Force dated 19 March 1959. The endorsement noted, "Counterintelligence personnel will
continue to be assigned to NELM Battalions and Provisional Marine Force Headquarters. It
is not considered advisable to permanently station a CI team or teams in Europe or in the
Mediterranean area at this time. . . . . ."
It was after the successful CI operations conducted in Lebanon that Headquarters Marine
Corps decided that all future Marine Battalions operating in the Mediterranean Sea would
have a CI sub-team attached to its headquarters element. The first sub-team to be so
attached was from the 2nd CI Team. It consisted of Staff Sergeant's Donald R. Knepp and
Howard P. L. Dolyak Jr.
When the remainder of the 2nd CI Team returned back to its headquarters at Camp
LeJeune, North Carolina, its members continued to receive additional training in the many
facets of counterintelligence operations etc,. Because of the excess CI personnel moved to
Camp LeJeune during the Lebanon Crisis, a new CI team was organized. It was the 2nd Marine
Division CI Team. Later this team was redesignated as the 4th CI Team. At this time, the
4th CIT was administratively assigned to Force Troops, Atlantic and was operationally

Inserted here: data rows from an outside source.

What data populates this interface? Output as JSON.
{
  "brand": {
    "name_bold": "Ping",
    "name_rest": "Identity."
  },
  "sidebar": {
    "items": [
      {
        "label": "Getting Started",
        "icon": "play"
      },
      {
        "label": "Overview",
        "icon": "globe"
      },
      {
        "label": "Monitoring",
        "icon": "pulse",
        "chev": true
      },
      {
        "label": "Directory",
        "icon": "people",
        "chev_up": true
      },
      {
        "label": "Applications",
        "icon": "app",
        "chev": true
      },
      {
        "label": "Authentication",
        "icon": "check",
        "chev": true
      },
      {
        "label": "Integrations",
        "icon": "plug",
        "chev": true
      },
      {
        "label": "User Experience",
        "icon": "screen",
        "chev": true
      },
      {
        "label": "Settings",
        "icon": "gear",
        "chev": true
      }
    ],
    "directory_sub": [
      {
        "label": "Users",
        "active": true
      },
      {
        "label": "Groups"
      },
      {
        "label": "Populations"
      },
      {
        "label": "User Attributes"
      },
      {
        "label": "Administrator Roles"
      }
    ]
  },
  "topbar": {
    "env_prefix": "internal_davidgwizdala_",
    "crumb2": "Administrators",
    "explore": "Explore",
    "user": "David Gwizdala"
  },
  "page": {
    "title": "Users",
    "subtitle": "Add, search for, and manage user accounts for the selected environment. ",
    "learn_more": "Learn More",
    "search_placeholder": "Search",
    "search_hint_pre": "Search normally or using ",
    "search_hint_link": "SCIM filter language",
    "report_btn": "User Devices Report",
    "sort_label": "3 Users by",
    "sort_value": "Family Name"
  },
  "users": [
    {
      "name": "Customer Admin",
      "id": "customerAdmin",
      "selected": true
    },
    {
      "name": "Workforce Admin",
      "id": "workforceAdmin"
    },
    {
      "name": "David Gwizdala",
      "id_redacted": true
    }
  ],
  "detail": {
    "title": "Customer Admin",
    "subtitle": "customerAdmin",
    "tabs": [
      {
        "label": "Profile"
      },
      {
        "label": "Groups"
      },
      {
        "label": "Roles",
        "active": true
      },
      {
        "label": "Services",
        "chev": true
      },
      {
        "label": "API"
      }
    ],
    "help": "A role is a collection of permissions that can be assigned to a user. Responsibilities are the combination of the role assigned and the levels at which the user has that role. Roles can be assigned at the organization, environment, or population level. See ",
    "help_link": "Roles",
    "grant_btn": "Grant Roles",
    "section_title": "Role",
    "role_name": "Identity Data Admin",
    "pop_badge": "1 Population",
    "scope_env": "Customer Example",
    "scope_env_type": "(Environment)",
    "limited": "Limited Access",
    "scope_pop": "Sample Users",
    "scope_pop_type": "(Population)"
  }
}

controlled by the Commanding General, 2nd Marine Divison. Today both the 2nd and 4th CI
Teams are co-located at Camp LeJeune, NC.